▶ **Interface dataset entries**:
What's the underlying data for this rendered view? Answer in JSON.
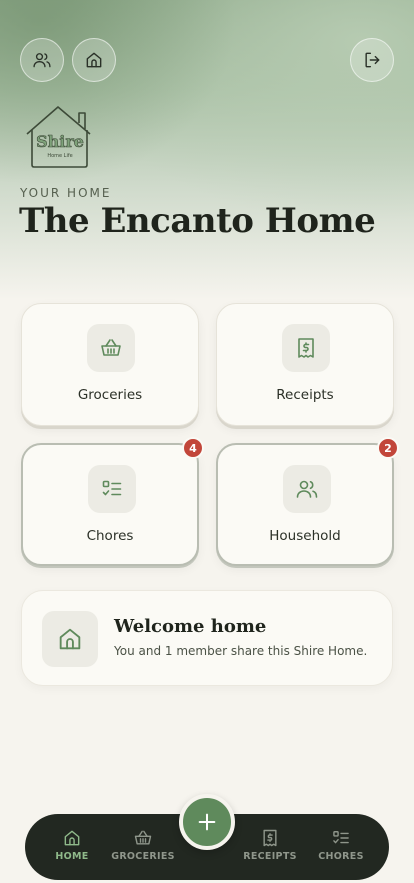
{
  "header": {
    "eyebrow": "YOUR HOME",
    "home_name": "The Encanto Home",
    "logo_text": "Shire",
    "logo_subtext": "Home Life"
  },
  "top_buttons": {
    "members_icon": "users-icon",
    "home_icon": "house-icon",
    "logout_icon": "logout-icon"
  },
  "cards": [
    {
      "label": "Groceries",
      "icon": "basket-icon",
      "badge": null
    },
    {
      "label": "Receipts",
      "icon": "receipt-icon",
      "badge": null
    },
    {
      "label": "Chores",
      "icon": "checklist-icon",
      "badge": "4"
    },
    {
      "label": "Household",
      "icon": "users-icon",
      "badge": "2"
    }
  ],
  "welcome": {
    "title": "Welcome home",
    "subtitle": "You and 1 member share this Shire Home."
  },
  "nav": {
    "items": [
      {
        "label": "HOME",
        "icon": "house-icon",
        "active": true
      },
      {
        "label": "GROCERIES",
        "icon": "basket-icon",
        "active": false
      },
      {
        "label": "RECEIPTS",
        "icon": "receipt-icon",
        "active": false
      },
      {
        "label": "CHORES",
        "icon": "checklist-icon",
        "active": false
      }
    ],
    "fab_icon": "plus-icon"
  },
  "colors": {
    "accent": "#5f8a5c",
    "nav_active": "#8fb98a",
    "badge": "#c2463a",
    "nav_bg": "#222821"
  }
}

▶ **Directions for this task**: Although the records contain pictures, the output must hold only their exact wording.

▶ **Response to this exercise**:
What's the underlying data for this rendered view? Answer in JSON.
{
  "header": {
    "eyebrow": "YOUR HOME",
    "home_name": "The Encanto Home",
    "logo_text": "Shire",
    "logo_subtext": "Home Life"
  },
  "top_buttons": {
    "members_icon": "users-icon",
    "home_icon": "house-icon",
    "logout_icon": "logout-icon"
  },
  "cards": [
    {
      "label": "Groceries",
      "icon": "basket-icon",
      "badge": null
    },
    {
      "label": "Receipts",
      "icon": "receipt-icon",
      "badge": null
    },
    {
      "label": "Chores",
      "icon": "checklist-icon",
      "badge": "4"
    },
    {
      "label": "Household",
      "icon": "users-icon",
      "badge": "2"
    }
  ],
  "welcome": {
    "title": "Welcome home",
    "subtitle": "You and 1 member share this Shire Home."
  },
  "nav": {
    "items": [
      {
        "label": "HOME",
        "icon": "house-icon",
        "active": true
      },
      {
        "label": "GROCERIES",
        "icon": "basket-icon",
        "active": false
      },
      {
        "label": "RECEIPTS",
        "icon": "receipt-icon",
        "active": false
      },
      {
        "label": "CHORES",
        "icon": "checklist-icon",
        "active": false
      }
    ],
    "fab_icon": "plus-icon"
  },
  "colors": {
    "accent": "#5f8a5c",
    "nav_active": "#8fb98a",
    "badge": "#c2463a",
    "nav_bg": "#222821"
  }
}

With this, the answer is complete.